The waiting area includes a cheerful sitting room where families can relax while they wait for baby to arrive. It extends outdoors to the picnic area overlooking a serene lake setting.

According to Kitzinger, “Going to bed in the first stage of labor and becoming more or less immobile is not a good idea. It can slow labor or interfere with its starting effectively…When you are upright and moving around, gravity helps you.” You can do this at home or in the halls of the hospital, but I don’t think a woman could ask for a better place to stay active and moving during early labor than this lovely trail around the lake, just steps away from the birthing rooms.

While all of these accoutrements make the Birth Center resemble a grand spa vacation, make no mistake, the certified nurse midwives provide excellent clinical care, and the facility is fully equipped not only for your comfort, but for your safety and that of your baby.
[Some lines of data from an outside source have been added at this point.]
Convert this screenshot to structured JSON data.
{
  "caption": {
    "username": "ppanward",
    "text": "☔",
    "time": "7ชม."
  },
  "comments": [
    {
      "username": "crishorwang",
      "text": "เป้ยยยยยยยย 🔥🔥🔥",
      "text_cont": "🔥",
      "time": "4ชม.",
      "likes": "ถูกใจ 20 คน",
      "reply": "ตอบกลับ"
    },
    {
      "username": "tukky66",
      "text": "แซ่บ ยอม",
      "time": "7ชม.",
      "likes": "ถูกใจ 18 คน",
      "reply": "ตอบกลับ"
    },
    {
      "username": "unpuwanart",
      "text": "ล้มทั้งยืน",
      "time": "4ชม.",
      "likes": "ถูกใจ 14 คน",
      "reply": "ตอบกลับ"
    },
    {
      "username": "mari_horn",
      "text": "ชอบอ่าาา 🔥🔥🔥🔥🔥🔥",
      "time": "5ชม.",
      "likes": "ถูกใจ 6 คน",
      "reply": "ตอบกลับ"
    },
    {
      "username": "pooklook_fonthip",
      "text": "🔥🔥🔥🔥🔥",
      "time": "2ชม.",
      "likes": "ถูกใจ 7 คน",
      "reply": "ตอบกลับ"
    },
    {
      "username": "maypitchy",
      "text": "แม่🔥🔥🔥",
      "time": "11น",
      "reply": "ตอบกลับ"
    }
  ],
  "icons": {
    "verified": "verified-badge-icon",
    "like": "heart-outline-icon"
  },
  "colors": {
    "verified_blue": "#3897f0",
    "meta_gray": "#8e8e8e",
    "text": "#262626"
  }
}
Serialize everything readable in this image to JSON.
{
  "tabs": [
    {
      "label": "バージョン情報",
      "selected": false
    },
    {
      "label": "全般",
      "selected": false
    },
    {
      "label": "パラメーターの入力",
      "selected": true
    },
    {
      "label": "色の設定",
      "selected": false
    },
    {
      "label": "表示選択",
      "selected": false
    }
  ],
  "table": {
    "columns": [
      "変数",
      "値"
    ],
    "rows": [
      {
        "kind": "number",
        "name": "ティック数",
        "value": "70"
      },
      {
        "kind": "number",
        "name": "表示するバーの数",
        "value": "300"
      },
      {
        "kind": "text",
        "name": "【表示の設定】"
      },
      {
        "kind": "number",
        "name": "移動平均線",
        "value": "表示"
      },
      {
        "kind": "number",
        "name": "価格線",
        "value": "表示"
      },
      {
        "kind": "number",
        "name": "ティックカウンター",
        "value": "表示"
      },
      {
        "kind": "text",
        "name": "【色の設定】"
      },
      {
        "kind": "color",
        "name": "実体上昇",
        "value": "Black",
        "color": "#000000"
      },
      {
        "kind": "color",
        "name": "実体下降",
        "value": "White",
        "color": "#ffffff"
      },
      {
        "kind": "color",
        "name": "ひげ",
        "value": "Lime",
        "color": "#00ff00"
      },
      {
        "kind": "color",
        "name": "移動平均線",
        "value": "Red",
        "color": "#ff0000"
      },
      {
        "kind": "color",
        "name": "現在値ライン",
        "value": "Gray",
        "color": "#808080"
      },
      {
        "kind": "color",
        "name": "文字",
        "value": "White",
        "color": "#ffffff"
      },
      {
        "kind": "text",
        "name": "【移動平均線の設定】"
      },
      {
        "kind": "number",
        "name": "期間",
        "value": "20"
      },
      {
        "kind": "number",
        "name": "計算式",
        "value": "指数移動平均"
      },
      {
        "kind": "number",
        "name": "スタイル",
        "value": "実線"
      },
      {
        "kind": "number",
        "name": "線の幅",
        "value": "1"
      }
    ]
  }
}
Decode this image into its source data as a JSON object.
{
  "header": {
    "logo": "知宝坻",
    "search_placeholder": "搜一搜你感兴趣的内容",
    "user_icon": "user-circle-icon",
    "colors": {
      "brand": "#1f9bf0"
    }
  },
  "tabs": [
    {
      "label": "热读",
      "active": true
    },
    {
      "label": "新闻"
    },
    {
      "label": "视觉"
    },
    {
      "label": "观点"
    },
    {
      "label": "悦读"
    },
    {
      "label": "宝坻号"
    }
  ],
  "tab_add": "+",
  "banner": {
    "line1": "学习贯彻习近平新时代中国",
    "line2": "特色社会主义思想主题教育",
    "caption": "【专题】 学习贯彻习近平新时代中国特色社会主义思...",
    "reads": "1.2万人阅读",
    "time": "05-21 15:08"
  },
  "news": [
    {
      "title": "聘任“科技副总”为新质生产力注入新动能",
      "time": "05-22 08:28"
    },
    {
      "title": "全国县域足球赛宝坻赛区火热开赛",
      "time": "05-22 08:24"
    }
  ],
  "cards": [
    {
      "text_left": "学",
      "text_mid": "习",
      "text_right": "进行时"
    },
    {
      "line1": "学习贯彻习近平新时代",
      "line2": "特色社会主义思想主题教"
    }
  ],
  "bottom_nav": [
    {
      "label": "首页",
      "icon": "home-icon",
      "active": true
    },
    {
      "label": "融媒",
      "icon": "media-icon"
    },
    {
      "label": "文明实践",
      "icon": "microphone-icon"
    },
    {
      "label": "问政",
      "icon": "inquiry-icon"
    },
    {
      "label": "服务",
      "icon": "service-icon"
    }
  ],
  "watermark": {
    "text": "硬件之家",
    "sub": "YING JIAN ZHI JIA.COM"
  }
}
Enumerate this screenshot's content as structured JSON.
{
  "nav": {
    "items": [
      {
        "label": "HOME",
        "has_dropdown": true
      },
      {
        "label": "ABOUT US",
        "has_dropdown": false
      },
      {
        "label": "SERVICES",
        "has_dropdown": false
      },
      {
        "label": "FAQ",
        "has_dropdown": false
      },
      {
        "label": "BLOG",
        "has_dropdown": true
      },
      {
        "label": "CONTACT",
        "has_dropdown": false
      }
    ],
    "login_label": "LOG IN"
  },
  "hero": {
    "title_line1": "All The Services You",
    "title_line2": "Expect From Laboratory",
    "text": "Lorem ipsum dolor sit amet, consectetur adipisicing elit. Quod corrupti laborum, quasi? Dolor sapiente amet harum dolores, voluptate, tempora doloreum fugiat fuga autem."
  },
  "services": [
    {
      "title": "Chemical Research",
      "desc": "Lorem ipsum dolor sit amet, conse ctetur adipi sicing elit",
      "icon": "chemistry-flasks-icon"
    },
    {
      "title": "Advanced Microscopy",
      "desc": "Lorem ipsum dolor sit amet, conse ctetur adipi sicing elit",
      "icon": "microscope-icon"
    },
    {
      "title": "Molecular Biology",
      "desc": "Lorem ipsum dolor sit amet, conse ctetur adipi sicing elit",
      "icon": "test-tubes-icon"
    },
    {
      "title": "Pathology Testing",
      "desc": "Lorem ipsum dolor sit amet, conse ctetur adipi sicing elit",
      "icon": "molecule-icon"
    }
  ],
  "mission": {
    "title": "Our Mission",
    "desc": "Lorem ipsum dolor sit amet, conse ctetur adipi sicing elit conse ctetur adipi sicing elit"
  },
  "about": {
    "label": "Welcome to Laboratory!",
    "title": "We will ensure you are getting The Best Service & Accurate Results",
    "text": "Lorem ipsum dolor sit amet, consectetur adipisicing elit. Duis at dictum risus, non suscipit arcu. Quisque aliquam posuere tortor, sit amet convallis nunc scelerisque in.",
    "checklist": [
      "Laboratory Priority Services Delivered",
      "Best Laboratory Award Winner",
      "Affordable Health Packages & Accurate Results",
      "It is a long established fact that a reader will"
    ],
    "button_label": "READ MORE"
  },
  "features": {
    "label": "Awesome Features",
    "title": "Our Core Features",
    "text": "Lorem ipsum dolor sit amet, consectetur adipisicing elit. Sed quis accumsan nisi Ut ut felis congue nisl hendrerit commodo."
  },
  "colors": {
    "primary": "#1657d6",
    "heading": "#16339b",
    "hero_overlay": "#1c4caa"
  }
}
Kitzinger addresses why a birth center is well worth your consideration, “A study of the experiences of 12,000 women who gave birth in 84 birth centers in the U.S. revealed that they had far fewer obstetric interventions of all kinds than women in a hospital, while birth was equally safe.”

Whereas many women cannot say the same, I was extremely lucky to have the birth that I envisioned in the hospital setting. Would I have preferred to have a birth center experience instead? Absolutely. The Birth Center is the answer for the woman who is seeking a low-intervention birth in a relaxed atmosphere with care provided by midwives that you get to know and who get to know you and your family. In the rare occurrence that a transfer to the hospital is necessary, it’s comforting to know that their partner, Mercy Hospital of Rogers, is a mere 1.5 miles from the center.

It may surprise you to know that in addition to providing top-notch prenatal, labor and delivery and postnatal care that includes home visits, the midwives also offer annual exams. Knowing that their comprehensive well woman exams include cancer screenings, pap smears and contraceptive management, I’m ready to trade in the hospital gown for one of their plush robes.

As I was touring the Birth Center of Northwest Arkansas and hearing the stories of the 200+ babies born there (even one whose parents came from Little Rock!), I couldn’t help but feel the tiniest twinge of regret that I did not have that birth experience. If you are looking for prenatal care or it’s time for your yearly exam, you should check them out!